Running from Midtown to Harlem, Central Park is a great place for locals or visitors to gather year-round. For fans of late autumn, it’s a wonderful respite. And a good bit of the 2017 parade route will go along the park, so you won’t have far to go after the parade.
Central Park has an interesting history.
New York’s population was swelling in the mid-19th century, so the New York State Legislature set aside a big chunk of land to create a public park. Landscape architects Frederick Law Olmsted and Calvert Vaux had to come up with what Olmsted called “the lungs of the city” after winning a design contest in 1858.
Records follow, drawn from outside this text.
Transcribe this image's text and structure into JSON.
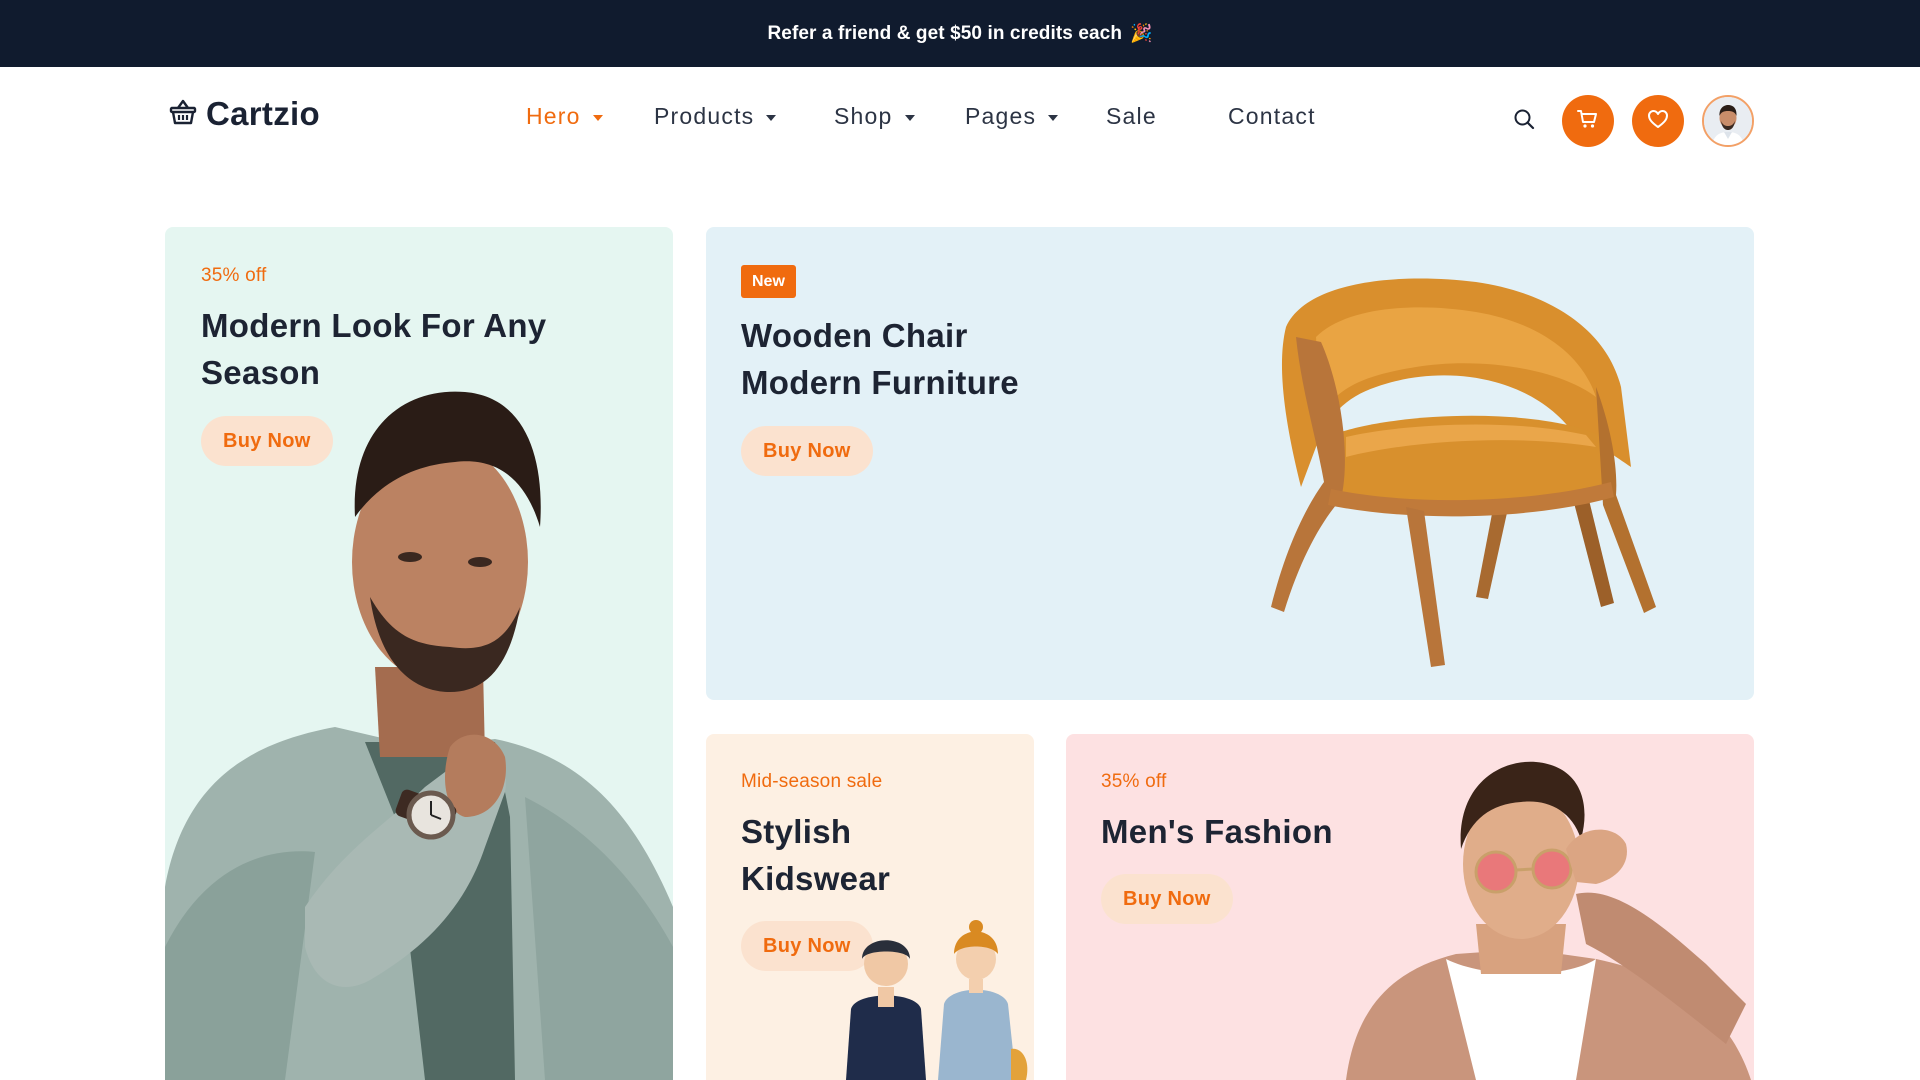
{
  "announcement": {
    "text": "Refer a friend & get $50 in credits each",
    "emoji": "🎉"
  },
  "brand": {
    "name": "Cartzio",
    "icon": "basket-icon"
  },
  "nav": [
    {
      "label": "Hero",
      "dropdown": true,
      "active": true
    },
    {
      "label": "Products",
      "dropdown": true
    },
    {
      "label": "Shop",
      "dropdown": true
    },
    {
      "label": "Pages",
      "dropdown": true
    },
    {
      "label": "Sale",
      "dropdown": false
    },
    {
      "label": "Contact",
      "dropdown": false
    }
  ],
  "actions": {
    "search_icon": "search-icon",
    "cart_icon": "cart-icon",
    "wishlist_icon": "heart-icon",
    "avatar": "user-avatar"
  },
  "cards": {
    "season": {
      "kicker": "35% off",
      "title_line1": "Modern Look For Any",
      "title_line2": "Season",
      "button": "Buy Now"
    },
    "chair": {
      "badge": "New",
      "title_line1": "Wooden Chair",
      "title_line2": "Modern Furniture",
      "button": "Buy Now"
    },
    "kids": {
      "kicker": "Mid-season sale",
      "title_line1": "Stylish",
      "title_line2": "Kidswear",
      "button": "Buy Now"
    },
    "mens": {
      "kicker": "35% off",
      "title_line1": "Men's Fashion",
      "button": "Buy Now"
    }
  },
  "colors": {
    "accent": "#f06b0f",
    "topbar": "#101b2e",
    "card_mint": "#e5f6f1",
    "card_blue": "#e3f1f7",
    "card_cream": "#fdf0e3",
    "card_pink": "#fde1e2"
  }
}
The park has evolved since then to become the showpiece it is today: a public space of forested paths, tranquil ponds and fountains, popular performance spaces and long stretches of green.
Who doesn’t love the Big Apple restaurant scene?
For a traditional American experience, sample butternut squash soup, traditional roast turkey and pumpkin pie at Fraunces Tavern (54 Pearl Street), a romantically rustic restaurant that George Washington frequented. Set on a quaint cobblestone street, this downtown brick mansion house will take you back in time — even if it’s not your own history.
Speaking of our first President, you can also visit Fraunces Tavern Museum and learn more about his role in New York in the Revolution. You can also go on a walking tour on November 25 and 26.
Does a coterie of swanky gourmet foods with a stellar setting whet your appetite? Try the Loeb Boathouse Central Park. After a leisurely stroll up the ever-so-fancy Fifth Avenue, enter the park at 72nd Street and amble past the greens toward this charming eatery.
And if you’re catching a Broadway show, check out Ellen’s Stardust Diner (1650 Broadway). Hear New York’s finest fledgling performers, wearing 1950s outfits, sing to you as you enjoy your burger and fries (a true American meal).
So you’ve seen the parade. You’ve walked around Central Park in its autumn glory. You’ve had a great meal. Now it’s time to do a little shopping, NYC-style.
Visitors may enjoy walking through the aisles of classic flagship shopping haunts, including:
— Barneys New York (660 Madison Avenue)
— Bergdorf Goodman (Fifth Avenue and 58th Street)
— Bloomingdale’s (59th Street and Lexington Avenue)
— Tiffany (Fifth Avenue and 57th Street)
If you’re looking for something a little more funky and offbeat (and maybe less expensive), browse the vintage boutiques and thrift shops in the East and West Villages, the Flatiron District and Canal Street instead.